Across the whole listing, copy out every line that includes the string "Ctrl".
(RECORDS FOR THIS TASK begins)
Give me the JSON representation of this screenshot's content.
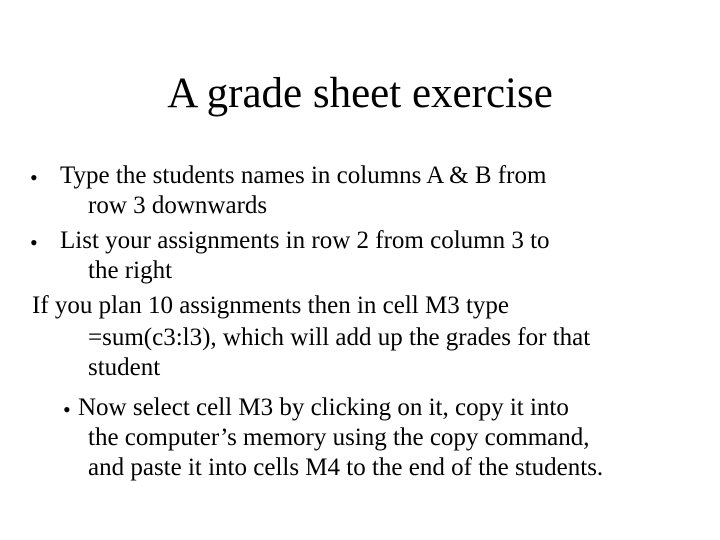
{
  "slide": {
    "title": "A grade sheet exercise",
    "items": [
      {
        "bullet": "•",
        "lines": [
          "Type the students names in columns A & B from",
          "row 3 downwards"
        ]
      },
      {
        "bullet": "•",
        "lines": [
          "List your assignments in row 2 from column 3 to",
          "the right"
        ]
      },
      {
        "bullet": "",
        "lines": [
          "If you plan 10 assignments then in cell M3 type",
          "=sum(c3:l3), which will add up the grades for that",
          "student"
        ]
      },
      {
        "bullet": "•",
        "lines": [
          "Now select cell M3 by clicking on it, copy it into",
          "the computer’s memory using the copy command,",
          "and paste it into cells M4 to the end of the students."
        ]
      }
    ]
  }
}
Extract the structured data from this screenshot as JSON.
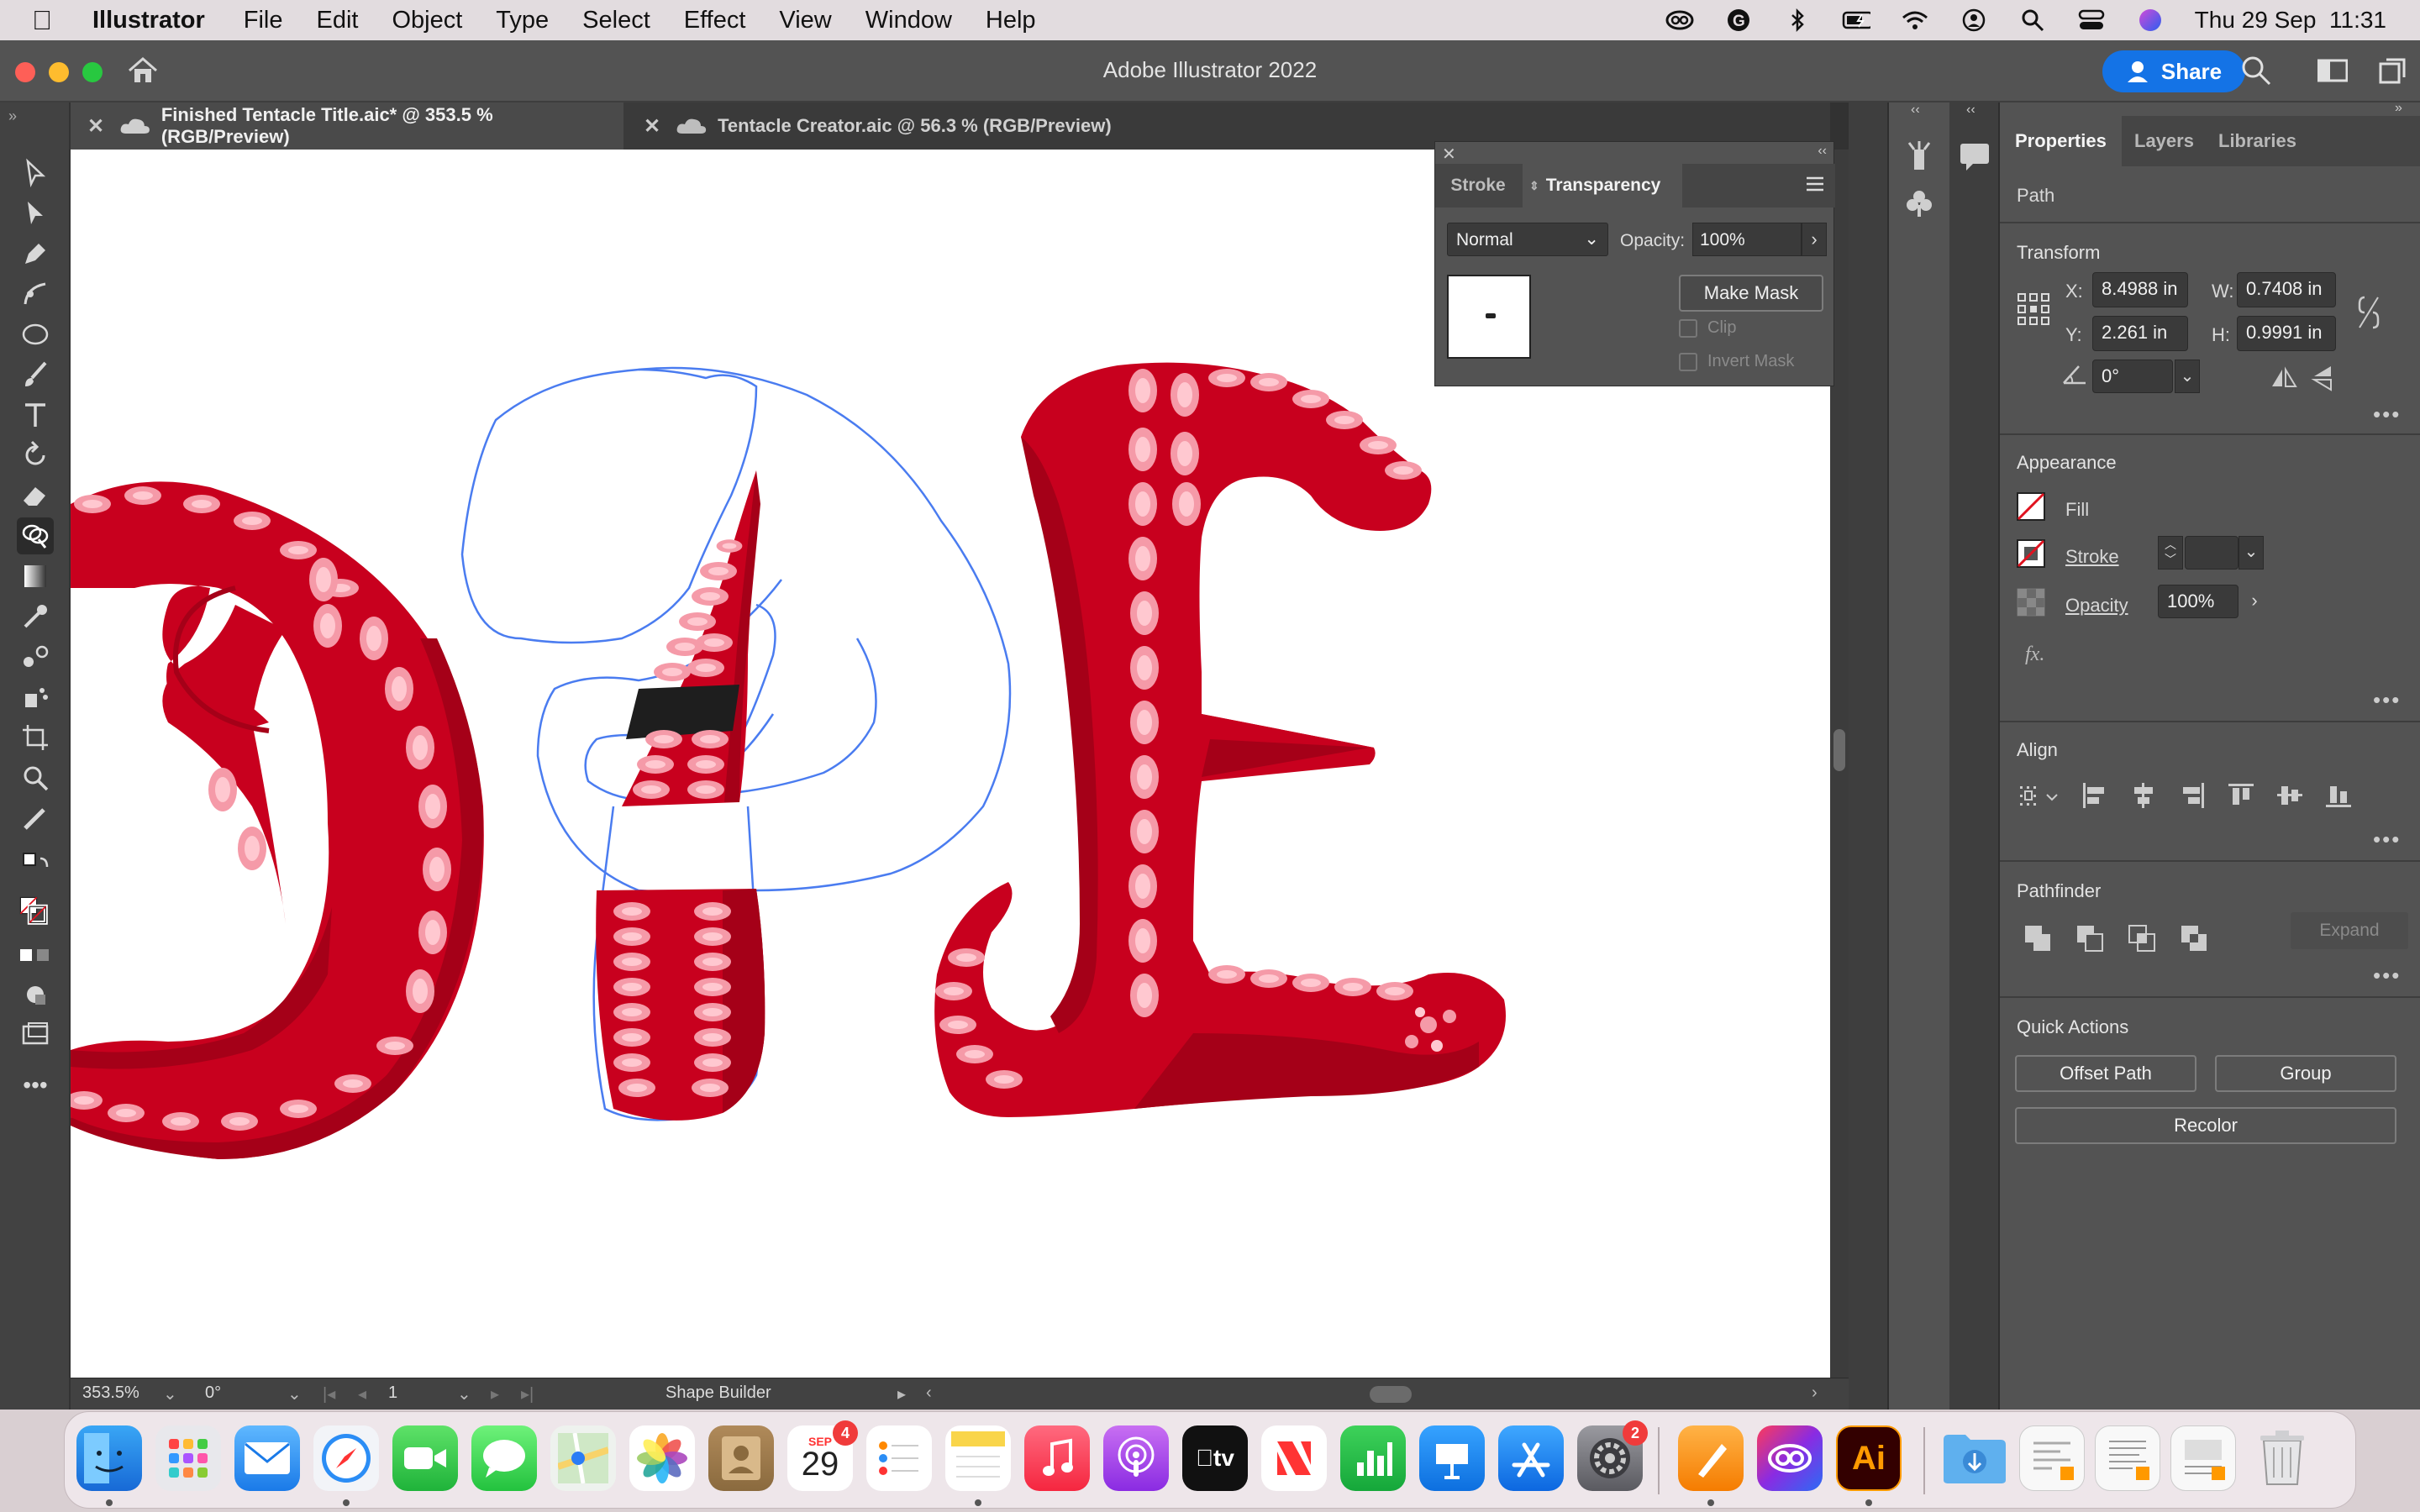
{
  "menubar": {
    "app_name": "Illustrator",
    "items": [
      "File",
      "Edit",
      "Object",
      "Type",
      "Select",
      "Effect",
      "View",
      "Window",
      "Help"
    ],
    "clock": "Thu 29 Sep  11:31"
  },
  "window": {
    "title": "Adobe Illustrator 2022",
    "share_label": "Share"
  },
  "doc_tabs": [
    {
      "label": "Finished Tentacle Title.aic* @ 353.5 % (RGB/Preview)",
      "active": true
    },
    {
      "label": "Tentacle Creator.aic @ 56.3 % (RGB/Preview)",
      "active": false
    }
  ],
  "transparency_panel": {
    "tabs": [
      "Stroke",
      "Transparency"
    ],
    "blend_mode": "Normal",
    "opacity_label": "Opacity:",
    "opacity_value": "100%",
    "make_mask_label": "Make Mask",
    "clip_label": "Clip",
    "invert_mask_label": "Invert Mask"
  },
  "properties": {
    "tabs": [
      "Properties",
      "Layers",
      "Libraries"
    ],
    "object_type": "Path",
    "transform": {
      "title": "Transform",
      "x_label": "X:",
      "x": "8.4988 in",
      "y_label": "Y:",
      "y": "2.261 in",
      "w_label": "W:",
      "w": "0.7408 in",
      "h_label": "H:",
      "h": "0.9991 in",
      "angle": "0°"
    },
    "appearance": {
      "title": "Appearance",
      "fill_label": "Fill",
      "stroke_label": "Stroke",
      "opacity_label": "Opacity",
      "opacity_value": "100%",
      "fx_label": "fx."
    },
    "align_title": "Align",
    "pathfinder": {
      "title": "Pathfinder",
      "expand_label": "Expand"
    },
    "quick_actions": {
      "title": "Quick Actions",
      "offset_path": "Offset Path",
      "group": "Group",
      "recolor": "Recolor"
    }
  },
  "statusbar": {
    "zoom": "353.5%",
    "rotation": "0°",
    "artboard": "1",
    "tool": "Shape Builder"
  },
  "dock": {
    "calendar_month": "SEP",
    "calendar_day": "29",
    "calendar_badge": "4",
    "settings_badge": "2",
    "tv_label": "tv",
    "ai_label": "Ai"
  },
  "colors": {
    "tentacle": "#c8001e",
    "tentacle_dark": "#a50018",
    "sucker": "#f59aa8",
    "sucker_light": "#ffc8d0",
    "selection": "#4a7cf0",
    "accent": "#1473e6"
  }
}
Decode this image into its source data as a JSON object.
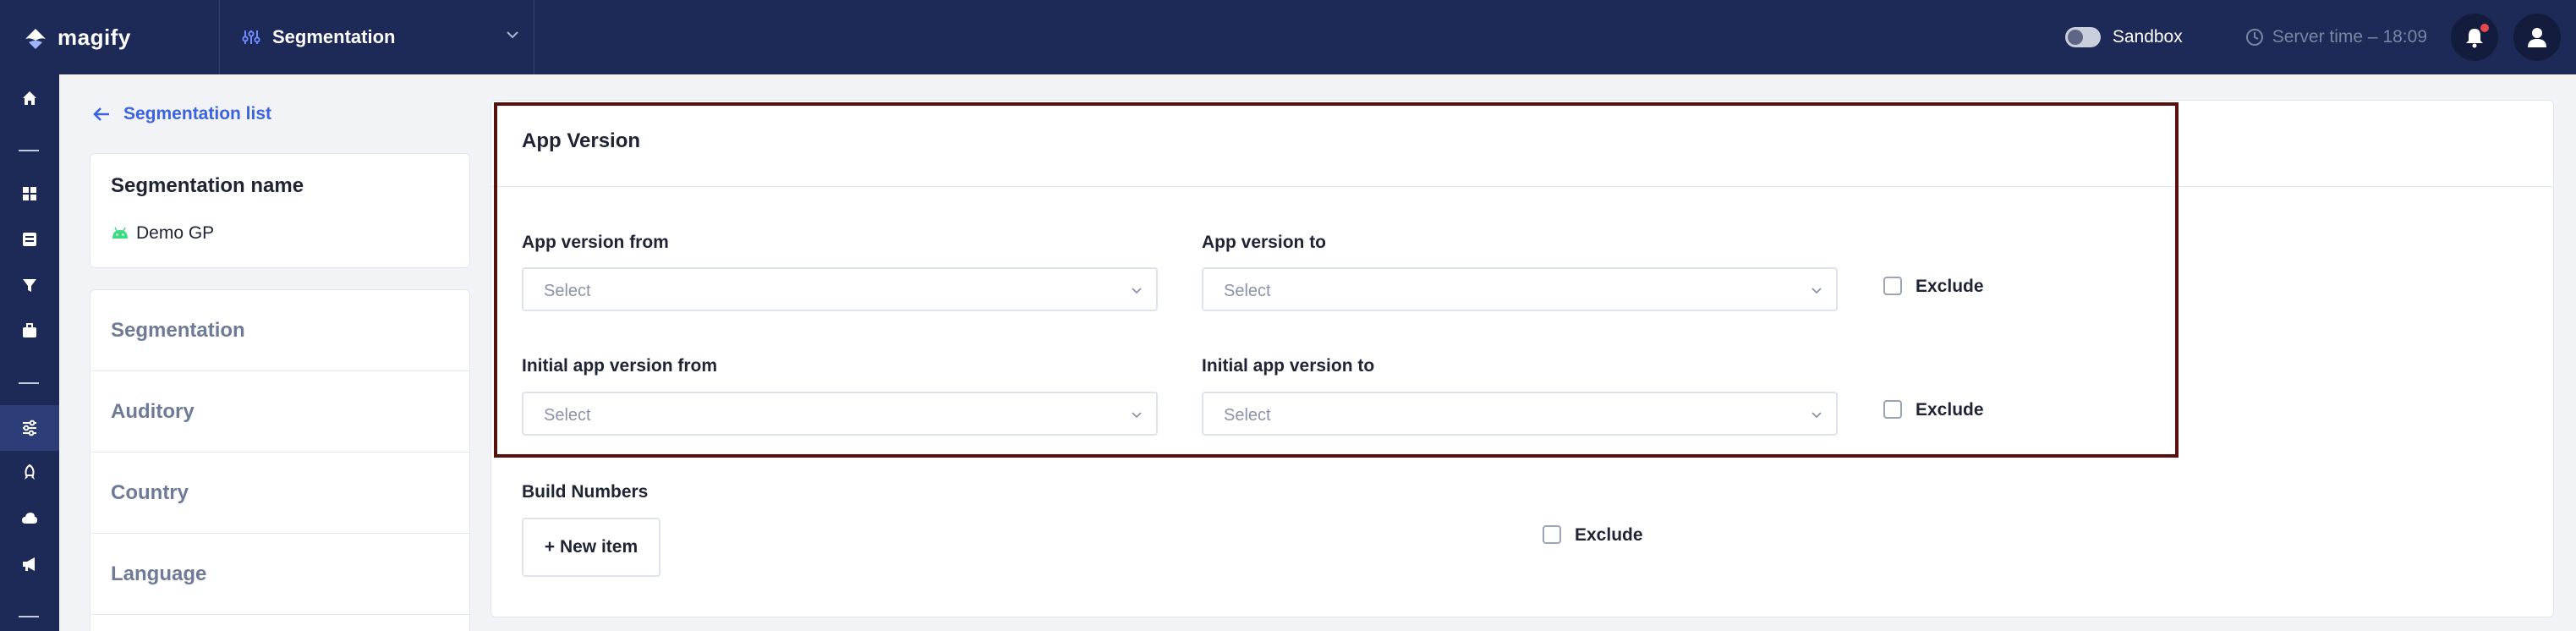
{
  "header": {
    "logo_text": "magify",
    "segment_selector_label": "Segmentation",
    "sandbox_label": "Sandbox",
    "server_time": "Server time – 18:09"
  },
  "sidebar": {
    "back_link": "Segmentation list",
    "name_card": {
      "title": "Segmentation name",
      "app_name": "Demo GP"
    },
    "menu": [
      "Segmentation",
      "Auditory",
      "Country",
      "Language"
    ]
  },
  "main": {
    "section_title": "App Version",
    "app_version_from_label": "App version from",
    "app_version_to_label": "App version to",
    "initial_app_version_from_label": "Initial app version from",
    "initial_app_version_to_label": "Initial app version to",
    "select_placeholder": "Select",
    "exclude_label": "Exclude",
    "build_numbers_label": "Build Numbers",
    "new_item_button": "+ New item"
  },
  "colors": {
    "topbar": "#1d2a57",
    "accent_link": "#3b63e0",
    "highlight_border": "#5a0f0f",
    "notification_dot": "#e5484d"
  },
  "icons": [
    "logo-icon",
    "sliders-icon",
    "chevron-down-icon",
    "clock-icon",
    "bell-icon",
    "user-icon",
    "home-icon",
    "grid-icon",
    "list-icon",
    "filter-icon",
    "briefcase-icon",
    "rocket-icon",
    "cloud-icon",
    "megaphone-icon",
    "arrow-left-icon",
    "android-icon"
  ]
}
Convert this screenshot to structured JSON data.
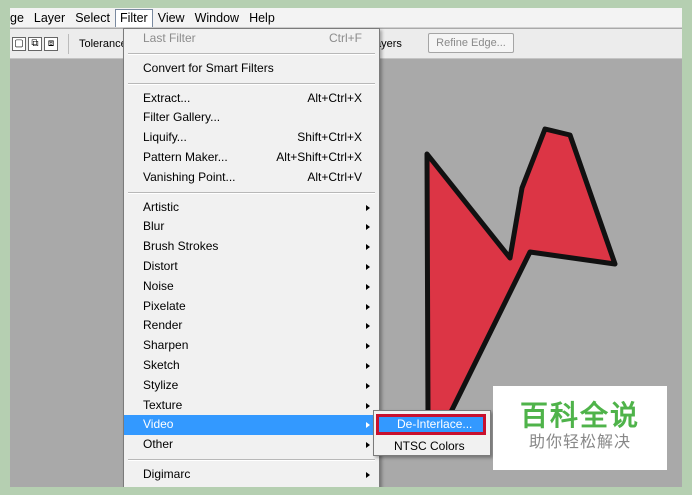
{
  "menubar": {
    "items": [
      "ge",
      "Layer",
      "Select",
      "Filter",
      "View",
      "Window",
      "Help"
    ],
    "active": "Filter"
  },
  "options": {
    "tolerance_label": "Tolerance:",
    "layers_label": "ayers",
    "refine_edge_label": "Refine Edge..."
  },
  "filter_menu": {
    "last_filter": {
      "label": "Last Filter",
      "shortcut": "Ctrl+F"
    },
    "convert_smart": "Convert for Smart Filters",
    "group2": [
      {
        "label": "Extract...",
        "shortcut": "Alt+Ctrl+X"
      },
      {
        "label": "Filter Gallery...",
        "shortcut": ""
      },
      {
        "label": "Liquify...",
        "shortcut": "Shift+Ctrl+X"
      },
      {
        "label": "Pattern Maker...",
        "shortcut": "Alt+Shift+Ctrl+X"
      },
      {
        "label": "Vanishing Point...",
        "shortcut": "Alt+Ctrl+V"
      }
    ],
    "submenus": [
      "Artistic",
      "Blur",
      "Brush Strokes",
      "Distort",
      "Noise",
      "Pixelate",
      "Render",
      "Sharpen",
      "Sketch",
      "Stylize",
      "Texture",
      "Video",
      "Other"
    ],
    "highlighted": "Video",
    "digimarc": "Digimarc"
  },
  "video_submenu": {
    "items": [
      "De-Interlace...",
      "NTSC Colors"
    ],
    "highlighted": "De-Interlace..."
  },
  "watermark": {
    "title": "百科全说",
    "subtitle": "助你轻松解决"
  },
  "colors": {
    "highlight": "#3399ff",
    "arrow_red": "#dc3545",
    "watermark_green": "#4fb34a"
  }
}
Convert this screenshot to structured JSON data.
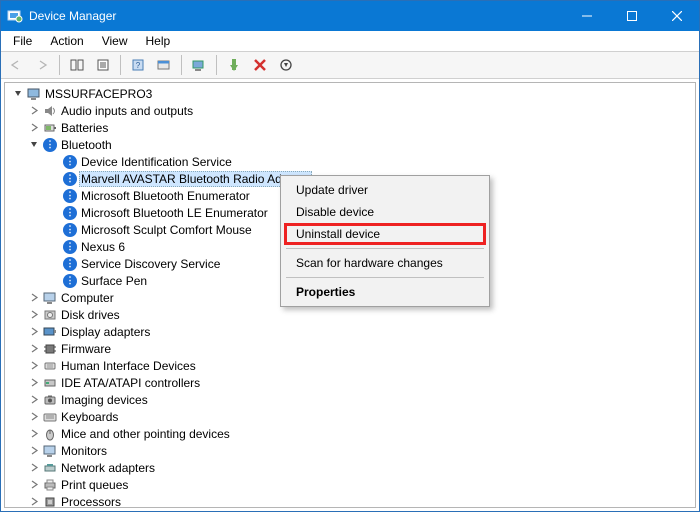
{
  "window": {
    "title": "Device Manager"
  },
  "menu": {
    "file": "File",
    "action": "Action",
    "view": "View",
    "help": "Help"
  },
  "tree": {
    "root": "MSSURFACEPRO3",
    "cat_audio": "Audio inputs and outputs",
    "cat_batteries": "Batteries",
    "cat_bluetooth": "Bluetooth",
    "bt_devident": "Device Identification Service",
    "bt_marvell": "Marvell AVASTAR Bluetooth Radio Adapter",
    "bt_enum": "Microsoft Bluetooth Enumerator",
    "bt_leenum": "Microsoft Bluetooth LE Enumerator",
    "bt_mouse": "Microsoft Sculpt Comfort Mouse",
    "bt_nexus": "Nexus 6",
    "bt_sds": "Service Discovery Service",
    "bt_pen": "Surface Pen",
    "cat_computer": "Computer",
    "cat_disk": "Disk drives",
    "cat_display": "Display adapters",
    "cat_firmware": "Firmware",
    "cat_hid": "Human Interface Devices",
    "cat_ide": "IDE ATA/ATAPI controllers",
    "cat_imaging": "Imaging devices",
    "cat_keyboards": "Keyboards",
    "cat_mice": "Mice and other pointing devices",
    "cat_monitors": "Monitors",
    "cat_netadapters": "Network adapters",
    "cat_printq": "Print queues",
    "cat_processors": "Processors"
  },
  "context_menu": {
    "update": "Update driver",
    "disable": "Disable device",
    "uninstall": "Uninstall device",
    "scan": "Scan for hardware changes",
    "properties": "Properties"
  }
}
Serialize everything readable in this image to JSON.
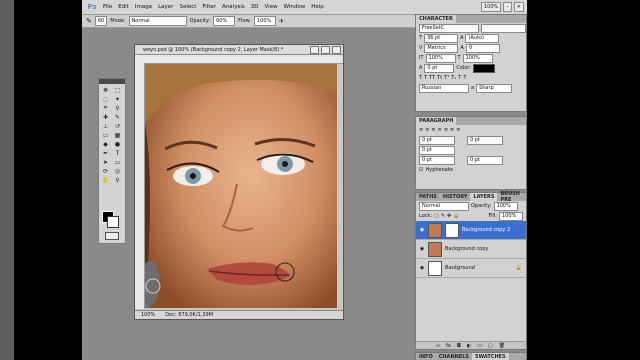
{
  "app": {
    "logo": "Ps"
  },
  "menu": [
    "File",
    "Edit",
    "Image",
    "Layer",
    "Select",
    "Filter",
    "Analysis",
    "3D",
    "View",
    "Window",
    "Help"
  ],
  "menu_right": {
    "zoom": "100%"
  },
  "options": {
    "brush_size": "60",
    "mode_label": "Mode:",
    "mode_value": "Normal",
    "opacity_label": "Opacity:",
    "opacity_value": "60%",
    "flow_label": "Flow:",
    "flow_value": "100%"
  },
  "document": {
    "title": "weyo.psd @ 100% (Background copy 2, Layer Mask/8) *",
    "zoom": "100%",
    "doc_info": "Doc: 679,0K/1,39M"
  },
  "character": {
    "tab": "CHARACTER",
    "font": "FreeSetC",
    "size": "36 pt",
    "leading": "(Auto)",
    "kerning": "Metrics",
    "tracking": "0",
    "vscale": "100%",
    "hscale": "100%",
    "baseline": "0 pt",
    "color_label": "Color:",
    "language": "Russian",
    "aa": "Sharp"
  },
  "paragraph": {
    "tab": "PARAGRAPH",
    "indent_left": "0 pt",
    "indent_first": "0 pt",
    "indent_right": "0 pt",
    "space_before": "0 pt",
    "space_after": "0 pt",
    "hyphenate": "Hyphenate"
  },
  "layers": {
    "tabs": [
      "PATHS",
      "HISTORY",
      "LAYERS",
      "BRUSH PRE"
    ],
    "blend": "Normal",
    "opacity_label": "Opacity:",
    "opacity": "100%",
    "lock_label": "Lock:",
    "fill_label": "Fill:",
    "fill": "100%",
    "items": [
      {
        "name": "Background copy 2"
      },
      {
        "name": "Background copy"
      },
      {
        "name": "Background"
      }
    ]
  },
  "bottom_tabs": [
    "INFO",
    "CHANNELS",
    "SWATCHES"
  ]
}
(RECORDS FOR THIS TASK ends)
» PROBLEM SOLUTION:
      "shortcut": "Ctrl+F"
        "shortcut": "Alt+Ctrl+X"
        "shortcut": "Shift+Ctrl+X"
        "shortcut": "Alt+Shift+Ctrl+X"
        "shortcut": "Alt+Ctrl+V"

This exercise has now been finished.